Before the birth of the euro, some economists thought that members might use fiscal policy to cushion country-specific shocks. We now know this does not work, even if (as was true for Ireland and Spain), the victim began with a healthy public finances. Really large capital inflows and asset price bubbles overwhelm fiscal policy. For this reason, members cannot self-insure against severe shocks. Insurance must be provided collectively, on the principle that everybody benefits from the survival of the union. The insurance must support the financial system and (if possible) fiscal solvency in a crisis. But if it is to be insurance, not an open-ended hand-out, conditions must be imposed. Designing insurance that stabilizes financial systems and sovereign finances in a crisis is tricky, but not impossible. Clearly, support needs to be larger and more automatic than now, without being open-ended.
More important even than such insurance is adjustment. Members need a chance of returning to health within a reasonable time period provided they adopt sensible policies. If members – particularly large members – are to adjust, they will need complementary adjustments elsewhere. More precisely, the necessary return to external and internal balance in crisis-hit countries cannot be achieved without higher spending and inflation in the core.
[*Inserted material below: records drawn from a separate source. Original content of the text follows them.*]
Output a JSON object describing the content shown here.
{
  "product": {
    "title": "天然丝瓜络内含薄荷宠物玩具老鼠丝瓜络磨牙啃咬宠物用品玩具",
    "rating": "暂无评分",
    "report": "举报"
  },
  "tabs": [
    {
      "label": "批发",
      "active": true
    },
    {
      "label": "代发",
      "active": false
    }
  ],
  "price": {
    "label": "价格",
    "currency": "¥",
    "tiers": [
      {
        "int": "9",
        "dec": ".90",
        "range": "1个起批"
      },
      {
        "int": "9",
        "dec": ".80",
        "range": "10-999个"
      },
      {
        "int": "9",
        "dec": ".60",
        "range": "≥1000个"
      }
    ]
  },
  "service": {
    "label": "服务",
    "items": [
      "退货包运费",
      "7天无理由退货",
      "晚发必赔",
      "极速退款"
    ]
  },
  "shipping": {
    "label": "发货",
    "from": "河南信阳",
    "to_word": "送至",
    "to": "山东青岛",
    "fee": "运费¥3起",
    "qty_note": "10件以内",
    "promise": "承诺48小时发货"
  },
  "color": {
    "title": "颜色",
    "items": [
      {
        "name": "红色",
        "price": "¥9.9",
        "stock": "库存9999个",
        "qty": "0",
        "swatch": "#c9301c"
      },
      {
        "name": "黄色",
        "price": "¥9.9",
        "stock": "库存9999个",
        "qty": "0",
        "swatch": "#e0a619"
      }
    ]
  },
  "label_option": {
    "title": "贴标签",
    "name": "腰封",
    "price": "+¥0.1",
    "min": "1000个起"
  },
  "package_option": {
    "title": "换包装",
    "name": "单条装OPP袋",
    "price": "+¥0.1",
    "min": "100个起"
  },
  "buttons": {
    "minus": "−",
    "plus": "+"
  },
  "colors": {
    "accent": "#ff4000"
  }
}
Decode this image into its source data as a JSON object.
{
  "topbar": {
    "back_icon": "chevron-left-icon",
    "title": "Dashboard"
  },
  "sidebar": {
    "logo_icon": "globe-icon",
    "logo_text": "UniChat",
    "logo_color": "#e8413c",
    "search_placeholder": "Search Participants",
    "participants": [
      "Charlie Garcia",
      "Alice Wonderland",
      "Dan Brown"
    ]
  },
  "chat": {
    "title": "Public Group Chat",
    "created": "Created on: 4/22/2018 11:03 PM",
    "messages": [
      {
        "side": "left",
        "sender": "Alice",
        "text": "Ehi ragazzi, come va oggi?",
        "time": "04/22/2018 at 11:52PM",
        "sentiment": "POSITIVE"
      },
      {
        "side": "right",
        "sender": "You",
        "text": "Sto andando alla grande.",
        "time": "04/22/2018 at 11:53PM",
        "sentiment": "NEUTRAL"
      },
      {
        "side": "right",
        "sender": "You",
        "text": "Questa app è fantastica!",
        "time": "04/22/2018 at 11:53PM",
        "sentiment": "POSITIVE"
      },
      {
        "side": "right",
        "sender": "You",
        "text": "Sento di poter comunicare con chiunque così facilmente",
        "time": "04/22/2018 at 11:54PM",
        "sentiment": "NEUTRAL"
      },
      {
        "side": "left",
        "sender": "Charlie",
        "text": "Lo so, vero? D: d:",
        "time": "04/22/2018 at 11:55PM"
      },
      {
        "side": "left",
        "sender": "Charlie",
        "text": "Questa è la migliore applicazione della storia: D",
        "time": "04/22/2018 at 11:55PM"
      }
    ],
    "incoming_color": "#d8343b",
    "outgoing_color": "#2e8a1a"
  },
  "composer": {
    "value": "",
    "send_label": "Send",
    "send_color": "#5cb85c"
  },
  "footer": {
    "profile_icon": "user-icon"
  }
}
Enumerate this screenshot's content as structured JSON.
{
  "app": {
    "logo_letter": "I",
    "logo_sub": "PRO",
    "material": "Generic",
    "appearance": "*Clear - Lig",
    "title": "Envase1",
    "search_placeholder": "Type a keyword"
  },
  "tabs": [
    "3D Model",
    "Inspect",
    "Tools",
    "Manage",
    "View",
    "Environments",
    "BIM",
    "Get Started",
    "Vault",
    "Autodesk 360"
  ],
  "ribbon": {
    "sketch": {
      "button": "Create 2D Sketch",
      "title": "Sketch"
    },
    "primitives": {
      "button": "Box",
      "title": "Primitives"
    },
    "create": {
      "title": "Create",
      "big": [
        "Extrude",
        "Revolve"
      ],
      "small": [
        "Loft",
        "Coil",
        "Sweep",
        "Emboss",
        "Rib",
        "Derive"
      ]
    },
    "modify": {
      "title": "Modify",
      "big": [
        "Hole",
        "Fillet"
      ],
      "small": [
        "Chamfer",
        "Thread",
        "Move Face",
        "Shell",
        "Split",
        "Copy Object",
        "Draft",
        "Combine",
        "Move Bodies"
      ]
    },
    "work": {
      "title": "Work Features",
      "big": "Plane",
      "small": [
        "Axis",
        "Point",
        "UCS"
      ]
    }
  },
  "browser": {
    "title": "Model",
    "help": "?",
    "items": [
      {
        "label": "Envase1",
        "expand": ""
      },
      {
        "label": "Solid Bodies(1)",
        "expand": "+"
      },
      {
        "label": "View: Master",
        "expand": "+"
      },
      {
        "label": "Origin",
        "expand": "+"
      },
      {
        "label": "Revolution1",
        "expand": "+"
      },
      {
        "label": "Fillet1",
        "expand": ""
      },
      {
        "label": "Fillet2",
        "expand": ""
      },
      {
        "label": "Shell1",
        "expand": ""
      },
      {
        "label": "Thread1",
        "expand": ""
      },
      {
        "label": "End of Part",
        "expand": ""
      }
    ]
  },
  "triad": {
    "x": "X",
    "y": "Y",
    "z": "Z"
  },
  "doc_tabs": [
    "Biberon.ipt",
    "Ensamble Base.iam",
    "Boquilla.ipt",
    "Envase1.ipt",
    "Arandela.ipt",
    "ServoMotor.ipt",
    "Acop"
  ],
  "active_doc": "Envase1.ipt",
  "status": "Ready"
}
The European Central Bank is astonishingly complacent in failing to react to yet another recession.
Unless one imagines that the world economy could now cope with a big shift by the eurozone as a whole towards surplus, the rebalancing must occur largely inside the eurozone. If this adjustment is blocked by weak demand and very low inflation in core countries, the vulnerable countries will be locked into semi-permanent slumps. That way lies close to guaranteed failure.
Is it possible for the eurozone to make the needed reforms in the near future? I do not know. The time may now be too short and the irritation too great. But, conceptually, it seems clear what is needed: a swift and effective move towards an insurance and adjustment union. That is neither a federal union nor a transfer union. It is a way of making it possible for countries that remain largely sovereign to share a single currency. I do not know whether even this is economically and politically feasible. But if not that, what? And if not now, when?